_Task requirements_. The answer must be every line of the records below that contains the word "data".

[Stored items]
-*-*-

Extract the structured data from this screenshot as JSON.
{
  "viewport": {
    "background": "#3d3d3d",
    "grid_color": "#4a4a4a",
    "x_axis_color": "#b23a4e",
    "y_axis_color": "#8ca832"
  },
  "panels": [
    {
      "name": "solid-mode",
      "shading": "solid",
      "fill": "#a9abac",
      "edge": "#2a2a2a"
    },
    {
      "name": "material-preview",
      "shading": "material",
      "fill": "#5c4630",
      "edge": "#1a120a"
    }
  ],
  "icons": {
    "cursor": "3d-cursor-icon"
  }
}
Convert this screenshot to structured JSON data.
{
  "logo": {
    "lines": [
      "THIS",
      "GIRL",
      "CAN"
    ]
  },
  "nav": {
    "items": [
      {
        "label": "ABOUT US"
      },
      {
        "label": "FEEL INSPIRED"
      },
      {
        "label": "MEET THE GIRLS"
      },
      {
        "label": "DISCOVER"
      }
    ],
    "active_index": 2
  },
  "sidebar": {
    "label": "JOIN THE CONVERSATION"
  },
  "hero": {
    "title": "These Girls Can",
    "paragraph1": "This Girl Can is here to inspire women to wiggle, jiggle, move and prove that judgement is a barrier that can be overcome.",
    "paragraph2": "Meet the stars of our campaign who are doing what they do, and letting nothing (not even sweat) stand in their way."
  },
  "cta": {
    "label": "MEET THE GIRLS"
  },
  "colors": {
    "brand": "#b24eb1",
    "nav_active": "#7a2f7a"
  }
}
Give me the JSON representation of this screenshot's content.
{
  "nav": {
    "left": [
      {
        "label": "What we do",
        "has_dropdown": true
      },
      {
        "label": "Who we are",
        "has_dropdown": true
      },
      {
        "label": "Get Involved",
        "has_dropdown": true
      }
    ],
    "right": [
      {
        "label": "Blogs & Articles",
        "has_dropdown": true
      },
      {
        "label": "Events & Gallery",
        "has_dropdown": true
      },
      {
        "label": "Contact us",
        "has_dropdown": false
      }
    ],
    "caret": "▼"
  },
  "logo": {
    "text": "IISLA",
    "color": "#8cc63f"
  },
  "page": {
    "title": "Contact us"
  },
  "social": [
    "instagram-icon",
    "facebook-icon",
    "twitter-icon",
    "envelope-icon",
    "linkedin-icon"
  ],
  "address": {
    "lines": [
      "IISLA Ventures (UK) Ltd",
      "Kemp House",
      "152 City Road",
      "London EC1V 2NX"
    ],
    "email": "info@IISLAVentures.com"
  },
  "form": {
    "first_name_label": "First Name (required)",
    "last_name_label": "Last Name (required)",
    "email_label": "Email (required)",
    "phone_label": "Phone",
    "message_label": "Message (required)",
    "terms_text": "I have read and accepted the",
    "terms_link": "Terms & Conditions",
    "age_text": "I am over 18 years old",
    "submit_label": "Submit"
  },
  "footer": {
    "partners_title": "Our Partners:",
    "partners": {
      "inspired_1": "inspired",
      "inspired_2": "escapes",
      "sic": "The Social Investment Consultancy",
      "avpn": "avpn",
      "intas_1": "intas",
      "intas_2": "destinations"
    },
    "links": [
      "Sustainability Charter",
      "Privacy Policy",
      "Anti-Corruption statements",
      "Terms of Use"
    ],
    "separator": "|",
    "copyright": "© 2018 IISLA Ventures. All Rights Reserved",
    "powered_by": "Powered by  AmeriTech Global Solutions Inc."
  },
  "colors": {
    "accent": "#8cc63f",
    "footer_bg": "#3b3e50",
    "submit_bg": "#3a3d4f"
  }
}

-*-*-

_Answer for the task_.
Extract the structured data from this screenshot as JSON.
Convert this screenshot to structured JSON data.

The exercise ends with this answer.